"Small business exporters need someone by their side."David Ickert, Chairman of the National Small Business Association (@NSBAAdvocate) recently offered that perspective on an NSBA survey that found that only 3% of American SMBs said that the National Export Initiative had assisted them in growing globally.
That May survey provides a backdrop for last week's release of a GAO report on the management and effectiveness of the NEI. In short the GAO was sharply critical. Although the report might not include the dreaded "waste, fraud & abuse" findings, nevertheless it offered a disturbing overview of the coordination and effectiveness of government programs putatively designed to support SMB export growth. Read more on both reports in a WSJ article by @sarahneedleman & @AdamJanofsky here1 and by Bloomberg's @pat_clark here2.
What 'can' & 'can't' the government do?The premise for the government's interest in export growth is clear. Strong mutual global trade enhances security and provides manufacturing job growth as products are made here and sold globally.
Security and economic growth are both laudable goals.
In support of those the government seeks to minimize hurdles (negotiate for reduced tariffs and equal conditions for American exporters); educate businesses on the opportunities and tactics; and provide programs to support where traditional business resources might have gaps (foreign market buyer introductions and financing for cross border transactions.)
There's plenty of room to argue about their success in each area. Recent foreign trade agreements3 include Colombia & Korea, and negotiations are underway for a TAFTA or TTIP (EU agreement) and TPP (trans-Pacific agreement.) And yet some of our protectionist duties (agriculture and others) result in similar restrictions on our exports.
Mindset is a real barrier for many companies, and the educational resources provided through the NEI try to overcome misperceptions. But the fact remains that only a business leader can make the decision and commitment.
Some of the tools are wonderfully effective - but many are overlooked by even the companies which export. Foreign buyer financing, foreign receivables credit insurance, introductions to vetted foreign buyers and representatives and trade show support (both US pavilions internationally, and foreign buyer delegations brought to US shows) are valuable and legitimate programs.
At the end of the day, it's still a bureaucracyMaybe the NEI is overly ambitious. Just look at this list of agencies that it anticipates will collaborate.
Sec. 2. Export Promotion Cabinet. There is established an Export Promotion Cabinet to develop and coordinate the implementation of the NEI. The Export Promotion Cabinet shall consist of:
(a) the Secretary of State;
(b) the Secretary of the Treasury;
(c) the Secretary of Agriculture;
(d) the Secretary of Commerce;
(e) the Secretary of Labor;
(f) the Director of the Office of Management and Budget;
(g) the United States Trade Representative;
(h) the Assistant to the President for Economic Policy;
(i) the National Security Advisor;
(j) the Chair of the Council of Economic Advisers;
(k) the President of the Export-Import Bank of the United States;
(l) the Administrator of the Small Business Administration;
(m) the President of the Overseas Private Investment Corporation;

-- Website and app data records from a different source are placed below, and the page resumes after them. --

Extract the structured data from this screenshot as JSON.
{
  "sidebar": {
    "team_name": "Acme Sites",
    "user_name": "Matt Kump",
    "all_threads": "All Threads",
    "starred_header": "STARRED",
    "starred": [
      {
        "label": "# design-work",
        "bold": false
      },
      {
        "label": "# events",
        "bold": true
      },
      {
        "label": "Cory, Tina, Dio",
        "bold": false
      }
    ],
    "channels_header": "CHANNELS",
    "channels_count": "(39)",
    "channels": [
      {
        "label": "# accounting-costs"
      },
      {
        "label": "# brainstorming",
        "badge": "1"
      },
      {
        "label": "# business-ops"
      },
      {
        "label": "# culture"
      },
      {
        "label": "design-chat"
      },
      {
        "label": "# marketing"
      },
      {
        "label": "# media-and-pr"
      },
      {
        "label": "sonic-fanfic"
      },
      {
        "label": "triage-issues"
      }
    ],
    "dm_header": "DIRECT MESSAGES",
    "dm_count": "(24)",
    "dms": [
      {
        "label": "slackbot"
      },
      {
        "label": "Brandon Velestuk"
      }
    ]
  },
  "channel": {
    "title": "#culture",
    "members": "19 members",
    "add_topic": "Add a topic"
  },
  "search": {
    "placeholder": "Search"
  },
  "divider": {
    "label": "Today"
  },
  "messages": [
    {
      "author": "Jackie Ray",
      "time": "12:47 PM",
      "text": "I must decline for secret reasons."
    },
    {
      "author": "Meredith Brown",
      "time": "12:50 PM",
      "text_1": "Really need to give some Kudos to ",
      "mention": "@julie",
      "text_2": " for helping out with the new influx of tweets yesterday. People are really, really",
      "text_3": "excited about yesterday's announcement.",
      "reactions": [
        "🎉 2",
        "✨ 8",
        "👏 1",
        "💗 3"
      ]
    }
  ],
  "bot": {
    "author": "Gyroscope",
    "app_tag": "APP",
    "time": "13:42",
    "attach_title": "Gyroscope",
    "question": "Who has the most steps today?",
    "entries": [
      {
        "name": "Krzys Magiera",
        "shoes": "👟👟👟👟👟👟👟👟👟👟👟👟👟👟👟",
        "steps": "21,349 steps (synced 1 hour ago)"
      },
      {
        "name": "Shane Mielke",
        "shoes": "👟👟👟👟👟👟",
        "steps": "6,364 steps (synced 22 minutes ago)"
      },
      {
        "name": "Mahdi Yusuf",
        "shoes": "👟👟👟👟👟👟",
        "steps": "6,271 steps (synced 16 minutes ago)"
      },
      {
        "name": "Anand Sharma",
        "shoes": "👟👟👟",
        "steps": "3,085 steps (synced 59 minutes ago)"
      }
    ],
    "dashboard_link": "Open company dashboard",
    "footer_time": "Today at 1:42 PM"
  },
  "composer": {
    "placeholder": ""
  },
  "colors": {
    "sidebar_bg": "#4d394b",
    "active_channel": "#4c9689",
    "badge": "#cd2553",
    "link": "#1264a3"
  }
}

(n) the Director of the United States Trade and Development Agency; and
(o) the heads of other executive branch departments, agencies, and offices as the President may, from time to time, designate.
from Executive Order 13534And let's be honest. People are people and range in ability from below to above average. Some of the folks I've encountered who support the NEI fall on the former end of the continuum. But honestly, as a whole, they are one of the few entrepreneurial groups that you will encounter in government. There are some good folks. (But when those good folks are not allowed to travel from their city offices to visit with potential exporters in the suburbs because mileage reimbursements are suspended, even the good ones can't make a difference.)
And in fact, even the best can only provide links, pamphlets, anecdotal encouragement and email introductions. They are business enablers - they can't actually grow a companies business for them.
That "someone" by your sideThat's the secret sauce. Global business development is part science and part art. David Ickert is right. But how do companies find 'someone'?
- First, the governemnt won't/can't provide it, just as they don't run your payroll for you, manage your sales force or count your inventory.
- Second, it can be internal, contracted externally, or a hybrid.
- Third, high school (or even university) Spanish classes, a passport or a couple trips don't fit the bill
- If you skip this step you will probably fail, and at least squander the opportunity cost of lost sales during and extended ramp up and make costly, avoidable errors
So maybe the GAO is right. Maybe the NEI is poorly executed. Let others argue about that - you should concentrate on growing your business, realizing the manifold benefits of global diversification, and leverage the government programs that are worthwhile.
And maximize the effort by having the right "person by your side."
image credit - export.gov